Could such a communitarian view imply a lesser regard for justice between generations? If our collective "going on" is considered, in effect, as "going somewhere" (towards some state of affairs which it is the meaning of history to reach), should this not have priority and justify, if necessary, a very unequal distribution between generations of the sacrifices needed to reach Utopia? John Rawls had to deal with this problem in his theory of justice, because he conceived a "scheme of cooperation" extending though all successive generations, the aim of which was the full realization of just institutions. He however rejected the idea that this end was "to be thought of as that alone which gives meaning and purpose to the whole process. To the contrary, all generations have their appropriate aims. They are not subordinate to one another any more than individuals are." [Rawls, op.cit. p.289.] I take it that it also is the freedom of individual persons Rawls is thinking of when rejecting such a subordination between generations. These persons should be free to define anew their common values (the "aims" of their own generation) at each moment of history. So "going somewhere" is kept within bounds by a vision of fundamental equality: our concern for the future may express our present values and aims, but these cannot pretend to limit the right of future people to define and pursue their own.
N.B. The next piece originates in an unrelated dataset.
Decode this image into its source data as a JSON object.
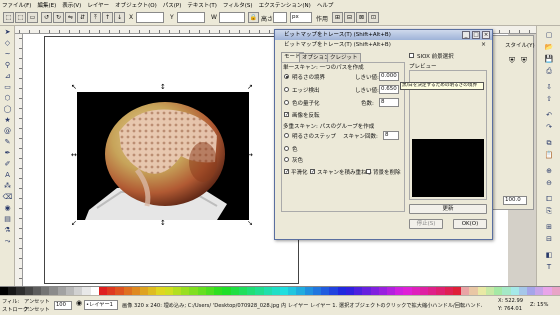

I think that what is happening here is that the one moral vision makes its influence felt on the other.